The research he conducted regarding the Internet-of-Things (IoT) took six years and started under the guidance of his adviser, Professor Dina Katabi at the Massachusetts Institute of Technology. The two began investigating an indoor positioning system that could track people in their living environments for smart home applications. Vasisht then found further inspiration during an internship at Microsoft.

Throughout his dissertation work, Vasisht’s research has contributed to projects like FarmBeats – which is now publicly available as Microsoft Azure Farmbeats – and ReMix. He describes FarmBeats as “an end-to-end data-driven agricultural platform that can collect and analyze data from farms in remote rural areas at a very low cost compared to existing solutions.” ReMix came from an experience in conjunction with Massachusetts General Hospital, in which this technology was utilized like GPS to track in-body devices.

“The Internet-of-things has gained traction in recent years because of its ability to bridge our physical and digital worlds. I was thrilled to demonstrate that the techniques I built are useful through real-world IoT system implementations in farms, in-body and homes,” Vasisht said. “A lot of the credit goes to my adviser and my mentors over the years.”

Huang navigated the ups and downs to produce research that addresses issues in data science

Silu Huang

The years it takes to produce research that results in a dissertation often takes the researchers in several different directions.

Huang’s experience was no different, but she ultimately found a niche that altered the way collaboration occurs within the realm of data science.

According to Huang’s research, there are three major issues with the way versioned datasets are currently managed in the wild. First, she found, there is “massive redundancy;” second there is a lack of true collaboration or sharing; and, third, the lack of querying capability means users need to write their own scripts.

The initial work in her first years of researching this provided the excitement Huang was hoping for. In the second year, her direction diverged a bit.

Still, she found the support she needed from adviser and Illinois CS adjunct professor Aditya Parameswaran as well as University of Chicago Computer Science professor Aaron Elmore. The combined sense of determination from this group and other collaborators, led to their solution –effective data versioning for collaborative data analytics, provided through a system they built called OrpheusDB.

“This experience has led me to a good starting point for my future work – I’m going to dream big and aim high,” Huang said. “Being recognized for the work means a lot and proves that I was fortunate to have had a very nice, encouraging and helpful adviser.”

Yan drilled down, found solutions to crucial security problems in modern processors

Mengjia YanStarting her six-year research effort by “broadly exploring different hardware security problems,” Yan learned how much work was ahead.

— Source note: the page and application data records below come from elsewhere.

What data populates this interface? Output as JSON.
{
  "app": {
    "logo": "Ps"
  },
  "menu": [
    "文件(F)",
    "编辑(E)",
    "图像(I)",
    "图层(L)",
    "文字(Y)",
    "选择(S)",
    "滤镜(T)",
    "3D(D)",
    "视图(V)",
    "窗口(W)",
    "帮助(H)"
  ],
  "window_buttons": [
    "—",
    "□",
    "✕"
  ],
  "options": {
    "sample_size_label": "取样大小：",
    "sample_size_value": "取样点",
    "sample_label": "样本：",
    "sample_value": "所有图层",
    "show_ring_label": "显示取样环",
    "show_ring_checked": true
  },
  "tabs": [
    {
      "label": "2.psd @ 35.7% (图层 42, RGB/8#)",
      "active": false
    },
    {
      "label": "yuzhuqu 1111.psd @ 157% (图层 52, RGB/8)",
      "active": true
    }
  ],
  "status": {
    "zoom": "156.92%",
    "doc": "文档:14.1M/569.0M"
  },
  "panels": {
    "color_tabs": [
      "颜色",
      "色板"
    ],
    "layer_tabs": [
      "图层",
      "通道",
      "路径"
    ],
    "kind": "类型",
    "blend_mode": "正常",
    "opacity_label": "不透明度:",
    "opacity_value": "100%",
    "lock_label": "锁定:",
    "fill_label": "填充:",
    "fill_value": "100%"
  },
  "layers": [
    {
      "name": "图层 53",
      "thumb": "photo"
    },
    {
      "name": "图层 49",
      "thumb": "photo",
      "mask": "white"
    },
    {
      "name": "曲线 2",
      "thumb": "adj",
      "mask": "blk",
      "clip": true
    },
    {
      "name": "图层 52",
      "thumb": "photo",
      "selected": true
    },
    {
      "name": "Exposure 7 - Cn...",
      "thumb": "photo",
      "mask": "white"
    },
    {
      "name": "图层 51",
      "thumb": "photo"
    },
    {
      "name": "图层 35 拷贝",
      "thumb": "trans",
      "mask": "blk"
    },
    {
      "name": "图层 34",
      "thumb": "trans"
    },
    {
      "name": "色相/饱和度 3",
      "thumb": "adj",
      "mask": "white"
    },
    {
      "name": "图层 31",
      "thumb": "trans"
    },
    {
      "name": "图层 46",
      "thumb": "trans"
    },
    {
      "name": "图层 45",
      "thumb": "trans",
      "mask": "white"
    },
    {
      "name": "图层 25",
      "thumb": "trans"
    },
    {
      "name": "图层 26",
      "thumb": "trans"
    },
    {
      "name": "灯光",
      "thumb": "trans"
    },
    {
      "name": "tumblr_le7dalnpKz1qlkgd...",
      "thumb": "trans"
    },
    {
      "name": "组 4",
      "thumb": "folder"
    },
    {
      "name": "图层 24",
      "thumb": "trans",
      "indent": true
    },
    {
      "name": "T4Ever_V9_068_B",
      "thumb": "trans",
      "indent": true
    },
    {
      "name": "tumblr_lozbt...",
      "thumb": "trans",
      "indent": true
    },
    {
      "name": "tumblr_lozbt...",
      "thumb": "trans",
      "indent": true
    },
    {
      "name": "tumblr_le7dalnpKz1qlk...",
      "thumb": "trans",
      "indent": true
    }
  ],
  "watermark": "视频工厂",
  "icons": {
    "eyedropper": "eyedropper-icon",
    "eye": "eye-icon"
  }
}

It helped to have sound guidance from two Illinois CS professors – advisor Josep Torrellas and mentor Chris Fletcher. Their help propelled her forward. As time went on, she found a devotion regarding “micro-architecture side channel vulnerabilities” and the “defense mechanisms to mitigate those security attacks.”

Her solutions revolved around two notions.

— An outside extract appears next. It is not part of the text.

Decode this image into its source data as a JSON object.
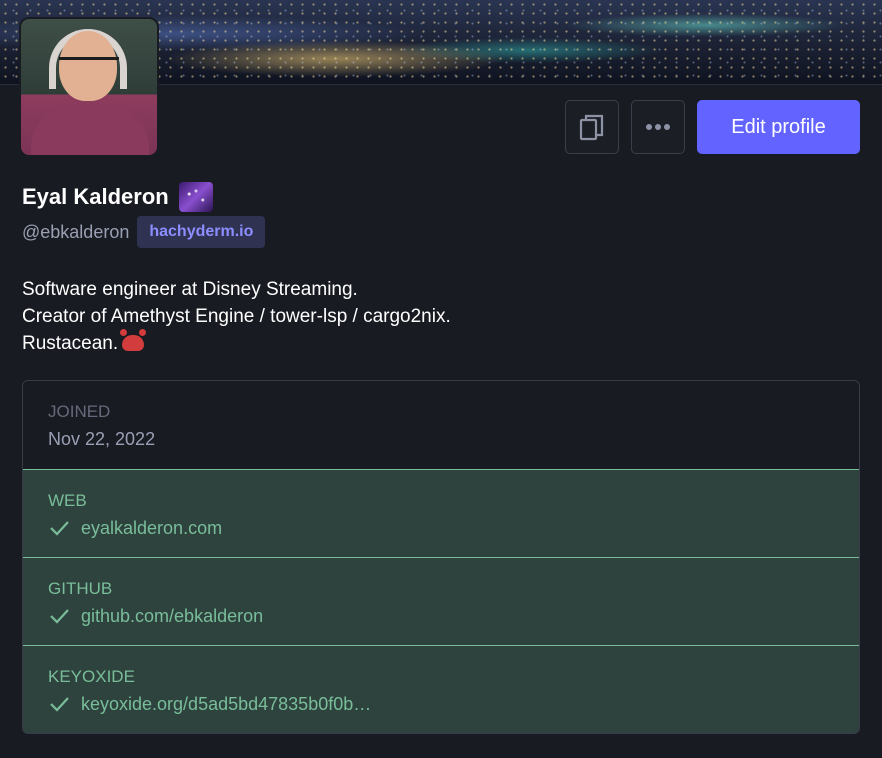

First, she found new vulnerabilities and new opportunities for designing defense mechanisms in modern hierarchical caches, which results in papers published in top computer architecture and security conferences.

Second, her studies found a way to “effectively defend against transient execution attacks on cache hierarchies.” In a scheme she entitled “Invisible Speculation,” Yan detailed the first “robust hardware defense mechanism against transient cache-based side channel attacks for multiprocessors.” Her work applies to critical vulnerabilities often exploited by attacks like Meltdown and Spectre.

“My methods of completing the PhD thesis are no different than many other students – that is to be passionate and persistent. Additionally, Illinois CS has a great atmosphere and culture for doing research, which I benefited a lot from,” Yan said. “Earning this honorable mention distinction is a great honor, and it motivates me to continue doing high quality research.”

Share this story

This story was published June 18, 2020.